Partly due to the lack of communication among the Four Bands of the Maskwacis community and the Wolf Creek Public Schools (WCPS) board of trustees, the trustees are leaning toward delaying their decision to accept an appointed First Nation board member until the next election.
It was late last year that Maskwacis contacted the Alberta Government requesting an appointed member to sit on the board. Since then, WCPS has yet to be contacted by anyone from Maskwacis on the matter. Superintendent Larry Jacobs only recently heard from the government.
He was told the board would be looking at an agreement that focuses on the role of the appointed member and term length. “They’re treated just like every other trustee,” Jacobs said.
However, with an appointed trustee, the division will not see additional provincial funding for the extra position.
Trustee Bob Huffs feels it is wisest for the board to wait until the next election at the end of term, possibly excluding a probationary period.
“This is not an easy fix, once you have it, it’s here,” said Huff.
He feels funding could be a challenge as another position could hold a $30,000 annual cost.
“It has to be done right, because if it’s not, the backlash is going to be tremendous,” said Huff. He told his fellow trustees he has already had people contacting him who are overtly opposed to the addition.
“Maybe it’s going to be at the expense of other kids in the division,” said Huff. “When a new trustee comes in, the chemistry of the board changes.”
Trustee Donna Peterson also agreed the best course of action would be to wait for an election. She feels the division is already moving in the right direction when it comes to supporting First Nation students with FNMI student success co-ordinator Shelia Hagemann and the Wisdom and Guidance Committee.
There are approximately 400 First Nation students in the division with the majority attending Ponoka Secondary Campus.
The school division in Wetaskiwin has had an appointed First Nations member for several years and Jacobs says there has been no hard improvements with students in that time. However, he says “soft indicators” such as enrollment has increased.
Huff is also concerned the action could set a precedent for other types of appointed trustees, such as towns with larger growing student populations wanting more representation on the board. “That’s where this becomes murky . . . and I say ‘hey, let’s be fair to all.’”
Board chair Trudy Bratland spoke directly about the band’s silence to WCPS. “That puts a whole new light on the situation I think.”
“We haven’t been directly contacted, so I think we’re doing our due diligence,” she added.

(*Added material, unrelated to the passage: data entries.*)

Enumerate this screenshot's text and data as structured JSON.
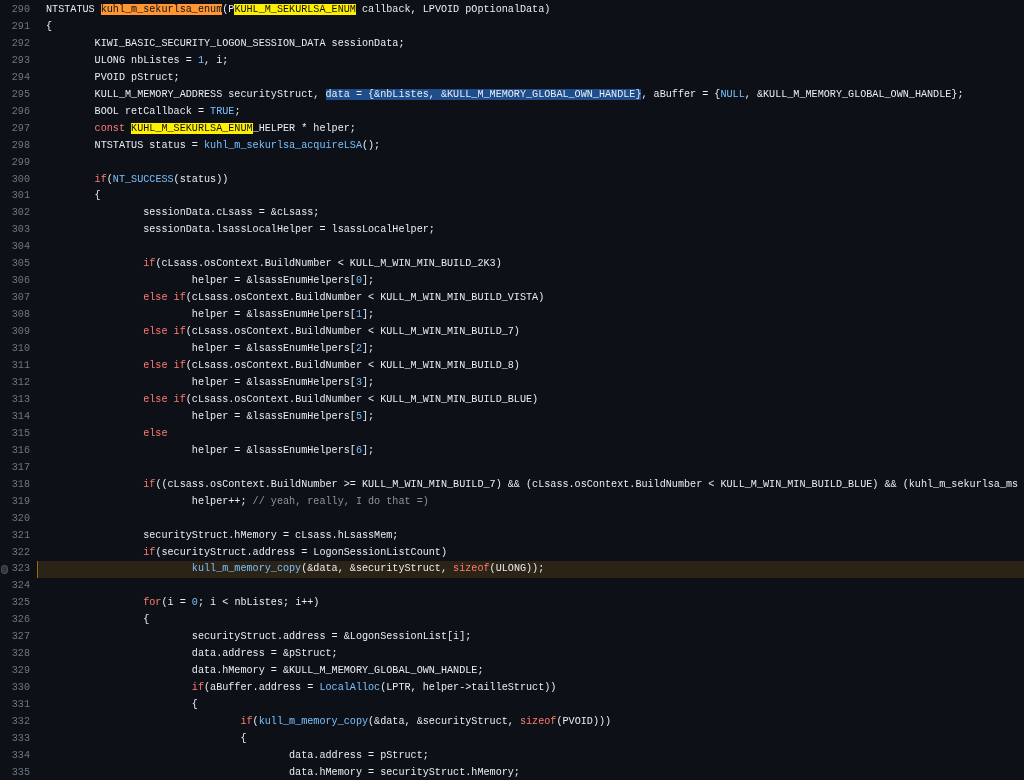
{
  "code_view": {
    "lines": [
      {
        "number": "290",
        "highlighted": false,
        "tokens": [
          {
            "text": "NTSTATUS ",
            "kind": "plain"
          },
          {
            "text": "kuhl_m_sekurlsa_enum",
            "kind": "match_current"
          },
          {
            "text": "(P",
            "kind": "plain"
          },
          {
            "text": "KUHL_M_SEKURLSA_ENUM",
            "kind": "match"
          },
          {
            "text": " callback, LPVOID pOptionalData)",
            "kind": "plain"
          }
        ]
      },
      {
        "number": "291",
        "highlighted": false,
        "tokens": [
          {
            "text": "{",
            "kind": "plain"
          }
        ]
      },
      {
        "number": "292",
        "highlighted": false,
        "tokens": [
          {
            "text": "\tKIWI_BASIC_SECURITY_LOGON_SESSION_DATA sessionData;",
            "kind": "plain"
          }
        ]
      },
      {
        "number": "293",
        "highlighted": false,
        "tokens": [
          {
            "text": "\tULONG nbListes = ",
            "kind": "plain"
          },
          {
            "text": "1",
            "kind": "constant"
          },
          {
            "text": ", i;",
            "kind": "plain"
          }
        ]
      },
      {
        "number": "294",
        "highlighted": false,
        "tokens": [
          {
            "text": "\tPVOID pStruct;",
            "kind": "plain"
          }
        ]
      },
      {
        "number": "295",
        "highlighted": false,
        "tokens": [
          {
            "text": "\tKULL_M_MEMORY_ADDRESS securityStruct, ",
            "kind": "plain"
          },
          {
            "text": "data = {&nbListes, &KULL_M_MEMORY_GLOBAL_OWN_HANDLE}",
            "kind": "selection"
          },
          {
            "text": ", aBuffer = {",
            "kind": "plain"
          },
          {
            "text": "NULL",
            "kind": "constant"
          },
          {
            "text": ", &KULL_M_MEMORY_GLOBAL_OWN_HANDLE};",
            "kind": "plain"
          }
        ]
      },
      {
        "number": "296",
        "highlighted": false,
        "tokens": [
          {
            "text": "\tBOOL retCallback = ",
            "kind": "plain"
          },
          {
            "text": "TRUE",
            "kind": "constant"
          },
          {
            "text": ";",
            "kind": "plain"
          }
        ]
      },
      {
        "number": "297",
        "highlighted": false,
        "tokens": [
          {
            "text": "\tconst ",
            "kind": "keyword"
          },
          {
            "text": "KUHL_M_SEKURLSA_ENUM",
            "kind": "match"
          },
          {
            "text": "_HELPER * helper;",
            "kind": "plain"
          }
        ]
      },
      {
        "number": "298",
        "highlighted": false,
        "tokens": [
          {
            "text": "\tNTSTATUS status = ",
            "kind": "plain"
          },
          {
            "text": "kuhl_m_sekurlsa_acquireLSA",
            "kind": "function"
          },
          {
            "text": "();",
            "kind": "plain"
          }
        ]
      },
      {
        "number": "299",
        "highlighted": false
      },
      {
        "number": "300",
        "highlighted": false,
        "tokens": [
          {
            "text": "\tif",
            "kind": "keyword"
          },
          {
            "text": "(",
            "kind": "plain"
          },
          {
            "text": "NT_SUCCESS",
            "kind": "function"
          },
          {
            "text": "(status))",
            "kind": "plain"
          }
        ]
      },
      {
        "number": "301",
        "highlighted": false,
        "tokens": [
          {
            "text": "\t{",
            "kind": "plain"
          }
        ]
      },
      {
        "number": "302",
        "highlighted": false,
        "tokens": [
          {
            "text": "\t\tsessionData.cLsass = &cLsass;",
            "kind": "plain"
          }
        ]
      },
      {
        "number": "303",
        "highlighted": false,
        "tokens": [
          {
            "text": "\t\tsessionData.lsassLocalHelper = lsassLocalHelper;",
            "kind": "plain"
          }
        ]
      },
      {
        "number": "304",
        "highlighted": false
      },
      {
        "number": "305",
        "highlighted": false,
        "tokens": [
          {
            "text": "\t\tif",
            "kind": "keyword"
          },
          {
            "text": "(cLsass.osContext.BuildNumber < KULL_M_WIN_MIN_BUILD_2K3)",
            "kind": "plain"
          }
        ]
      },
      {
        "number": "306",
        "highlighted": false,
        "tokens": [
          {
            "text": "\t\t\thelper = &lsassEnumHelpers[",
            "kind": "plain"
          },
          {
            "text": "0",
            "kind": "constant"
          },
          {
            "text": "];",
            "kind": "plain"
          }
        ]
      },
      {
        "number": "307",
        "highlighted": false,
        "tokens": [
          {
            "text": "\t\telse if",
            "kind": "keyword"
          },
          {
            "text": "(cLsass.osContext.BuildNumber < KULL_M_WIN_MIN_BUILD_VISTA)",
            "kind": "plain"
          }
        ]
      },
      {
        "number": "308",
        "highlighted": false,
        "tokens": [
          {
            "text": "\t\t\thelper = &lsassEnumHelpers[",
            "kind": "plain"
          },
          {
            "text": "1",
            "kind": "constant"
          },
          {
            "text": "];",
            "kind": "plain"
          }
        ]
      },
      {
        "number": "309",
        "highlighted": false,
        "tokens": [
          {
            "text": "\t\telse if",
            "kind": "keyword"
          },
          {
            "text": "(cLsass.osContext.BuildNumber < KULL_M_WIN_MIN_BUILD_7)",
            "kind": "plain"
          }
        ]
      },
      {
        "number": "310",
        "highlighted": false,
        "tokens": [
          {
            "text": "\t\t\thelper = &lsassEnumHelpers[",
            "kind": "plain"
          },
          {
            "text": "2",
            "kind": "constant"
          },
          {
            "text": "];",
            "kind": "plain"
          }
        ]
      },
      {
        "number": "311",
        "highlighted": false,
        "tokens": [
          {
            "text": "\t\telse if",
            "kind": "keyword"
          },
          {
            "text": "(cLsass.osContext.BuildNumber < KULL_M_WIN_MIN_BUILD_8)",
            "kind": "plain"
          }
        ]
      },
      {
        "number": "312",
        "highlighted": false,
        "tokens": [
          {
            "text": "\t\t\thelper = &lsassEnumHelpers[",
            "kind": "plain"
          },
          {
            "text": "3",
            "kind": "constant"
          },
          {
            "text": "];",
            "kind": "plain"
          }
        ]
      },
      {
        "number": "313",
        "highlighted": false,
        "tokens": [
          {
            "text": "\t\telse if",
            "kind": "keyword"
          },
          {
            "text": "(cLsass.osContext.BuildNumber < KULL_M_WIN_MIN_BUILD_BLUE)",
            "kind": "plain"
          }
        ]
      },
      {
        "number": "314",
        "highlighted": false,
        "tokens": [
          {
            "text": "\t\t\thelper = &lsassEnumHelpers[",
            "kind": "plain"
          },
          {
            "text": "5",
            "kind": "constant"
          },
          {
            "text": "];",
            "kind": "plain"
          }
        ]
      },
      {
        "number": "315",
        "highlighted": false,
        "tokens": [
          {
            "text": "\t\telse",
            "kind": "keyword"
          }
        ]
      },
      {
        "number": "316",
        "highlighted": false,
        "tokens": [
          {
            "text": "\t\t\thelper = &lsassEnumHelpers[",
            "kind": "plain"
          },
          {
            "text": "6",
            "kind": "constant"
          },
          {
            "text": "];",
            "kind": "plain"
          }
        ]
      },
      {
        "number": "317",
        "highlighted": false
      },
      {
        "number": "318",
        "highlighted": false,
        "tokens": [
          {
            "text": "\t\tif",
            "kind": "keyword"
          },
          {
            "text": "((cLsass.osContext.BuildNumber >= KULL_M_WIN_MIN_BUILD_7) && (cLsass.osContext.BuildNumber < KULL_M_WIN_MIN_BUILD_BLUE) && (kuhl_m_sekurlsa_ms",
            "kind": "plain"
          }
        ]
      },
      {
        "number": "319",
        "highlighted": false,
        "tokens": [
          {
            "text": "\t\t\thelper++; ",
            "kind": "plain"
          },
          {
            "text": "// yeah, really, I do that =)",
            "kind": "comment"
          }
        ]
      },
      {
        "number": "320",
        "highlighted": false
      },
      {
        "number": "321",
        "highlighted": false,
        "tokens": [
          {
            "text": "\t\tsecurityStruct.hMemory = cLsass.hLsassMem;",
            "kind": "plain"
          }
        ]
      },
      {
        "number": "322",
        "highlighted": false,
        "tokens": [
          {
            "text": "\t\tif",
            "kind": "keyword"
          },
          {
            "text": "(securityStruct.address = LogonSessionListCount)",
            "kind": "plain"
          }
        ]
      },
      {
        "number": "323",
        "highlighted": true,
        "tokens": [
          {
            "text": "\t\t\tkull_m_memory_copy",
            "kind": "function"
          },
          {
            "text": "(&data, &securityStruct, ",
            "kind": "plain"
          },
          {
            "text": "sizeof",
            "kind": "keyword"
          },
          {
            "text": "(ULONG));",
            "kind": "plain"
          }
        ]
      },
      {
        "number": "324",
        "highlighted": false
      },
      {
        "number": "325",
        "highlighted": false,
        "tokens": [
          {
            "text": "\t\tfor",
            "kind": "keyword"
          },
          {
            "text": "(i = ",
            "kind": "plain"
          },
          {
            "text": "0",
            "kind": "constant"
          },
          {
            "text": "; i < nbListes; i++)",
            "kind": "plain"
          }
        ]
      },
      {
        "number": "326",
        "highlighted": false,
        "tokens": [
          {
            "text": "\t\t{",
            "kind": "plain"
          }
        ]
      },
      {
        "number": "327",
        "highlighted": false,
        "tokens": [
          {
            "text": "\t\t\tsecurityStruct.address = &LogonSessionList[i];",
            "kind": "plain"
          }
        ]
      },
      {
        "number": "328",
        "highlighted": false,
        "tokens": [
          {
            "text": "\t\t\tdata.address = &pStruct;",
            "kind": "plain"
          }
        ]
      },
      {
        "number": "329",
        "highlighted": false,
        "tokens": [
          {
            "text": "\t\t\tdata.hMemory = &KULL_M_MEMORY_GLOBAL_OWN_HANDLE;",
            "kind": "plain"
          }
        ]
      },
      {
        "number": "330",
        "highlighted": false,
        "tokens": [
          {
            "text": "\t\t\tif",
            "kind": "keyword"
          },
          {
            "text": "(aBuffer.address = ",
            "kind": "plain"
          },
          {
            "text": "LocalAlloc",
            "kind": "function"
          },
          {
            "text": "(LPTR, helper->tailleStruct))",
            "kind": "plain"
          }
        ]
      },
      {
        "number": "331",
        "highlighted": false,
        "tokens": [
          {
            "text": "\t\t\t{",
            "kind": "plain"
          }
        ]
      },
      {
        "number": "332",
        "highlighted": false,
        "tokens": [
          {
            "text": "\t\t\t\tif",
            "kind": "keyword"
          },
          {
            "text": "(",
            "kind": "plain"
          },
          {
            "text": "kull_m_memory_copy",
            "kind": "function"
          },
          {
            "text": "(&data, &securityStruct, ",
            "kind": "plain"
          },
          {
            "text": "sizeof",
            "kind": "keyword"
          },
          {
            "text": "(PVOID)))",
            "kind": "plain"
          }
        ]
      },
      {
        "number": "333",
        "highlighted": false,
        "tokens": [
          {
            "text": "\t\t\t\t{",
            "kind": "plain"
          }
        ]
      },
      {
        "number": "334",
        "highlighted": false,
        "tokens": [
          {
            "text": "\t\t\t\t\tdata.address = pStruct;",
            "kind": "plain"
          }
        ]
      },
      {
        "number": "335",
        "highlighted": false,
        "tokens": [
          {
            "text": "\t\t\t\t\tdata.hMemory = securityStruct.hMemory;",
            "kind": "plain"
          }
        ]
      }
    ]
  }
}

Trustee Pam Hansen feels when it comes time to make a decision, the board will be left out in the cold while the province dictates to them what will happen. “My honest opinion is, it’s not going to matter what we want or need,” she said.